The newspaper announced on Tuesday that Jurgensen would retire at age 55, and that the search for another editor is under way. Craig Moon, the newspaper's publisher, said in a statement to USA Today's staff that Jurgensen's departure "opens the door to move the USA Today brand forward under new leadership."
Some kind of shakeup at USA Today's top level had been anticipated after a panel of three veteran newspaper editors delivered a report to Moon on Kelley's fabrications, which included recommendations for how to prevent a recurrence of similar transgressions.
Both Jurgensen and Kelley, 43, had been at the paper for 21 years, since its launch.
Moon has not yet released any details about the report's contents or its recommendations. He has said he plans to do so some time this week.
Kelley resigned under pressure in January after admitting to trying to deceive editors checking into the veracity of some of his reporting. A subsequent inquiry found that he made up major parts of at least eight stories and committed several acts of plagiarism.

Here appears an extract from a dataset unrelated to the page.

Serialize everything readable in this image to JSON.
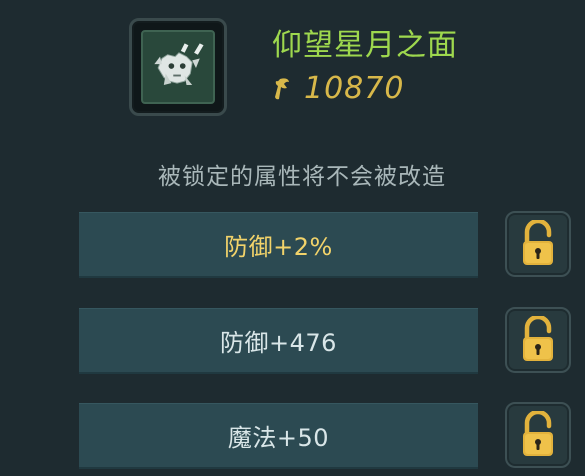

Steven Anderson, a spokesman for the newspaper, said the paper would not have any comments on the departure beyond a brief statement that Moon sent to USA Today staffers late Tuesday.
The scandal deeply embarrassed USA Today, which fought for years to overcome perceptions that it gave serious news topics short shrift with brief news articles and catchy headlines. The newspaper is the largest-circulation daily in the United States and also the flagship publication of Gannett Co., the nation's biggest newspaper publisher.
"Like all of us who worked with Jack Kelley, I wish we had caught him far sooner than we did," Jurgensen said in the announcement to the paper's staff. "The sad lessons learned by all in this dreadful situation will make USA Today a stronger, better newspaper."
In over two decades at the newspaper, Kelley rose to become a globetrotting foreign correspondent reporting from various hot spots. He co-authored two books with USA Today founder Al Neuharth.
Kelley spoke to various groups on behalf of USA Today, and the newspaper nominated him for the Pulitzer Prize five times. He is married to the paper's top advertising executive.
The debacle at USA Today has parallels to a plagiarism scandal last year at The New York Times involving Jayson Blair, who plagiarized or fabricated dozens of stories. The Times' top two editors resigned in the aftermath of that scandal, which exposed deep tensions in the paper's newsroom.
A lawyer representing Kelley did not respond to a request for comment.
As the scandal over Kelley developed, several USA Today reporters said they had raised doubts about the reliability of some of Kelley's dispatches. One of the areas addressed by the inquiry into Kelley's work was the extent to which USA Today's editors might be held accountable for his transgressions.
Tom Squitieri, reporter at the paper since 1989, said he and his colleagues are sad to Jurgensen go.
"We expected people to leave because of the Kelley debacle, and as editor, people could say it happened on her watch," Squitieri said. "She was a well-liked and respected individual, but I understand why she retired."
Executive editor Brian Gallagher, who is in charge of the paper's day-to-day operations, said in a statement: "I don't know anyone at this newspaper who won't be saddened by Karen's departure. Both personally and professionally it is a great loss."
By Seth Sutel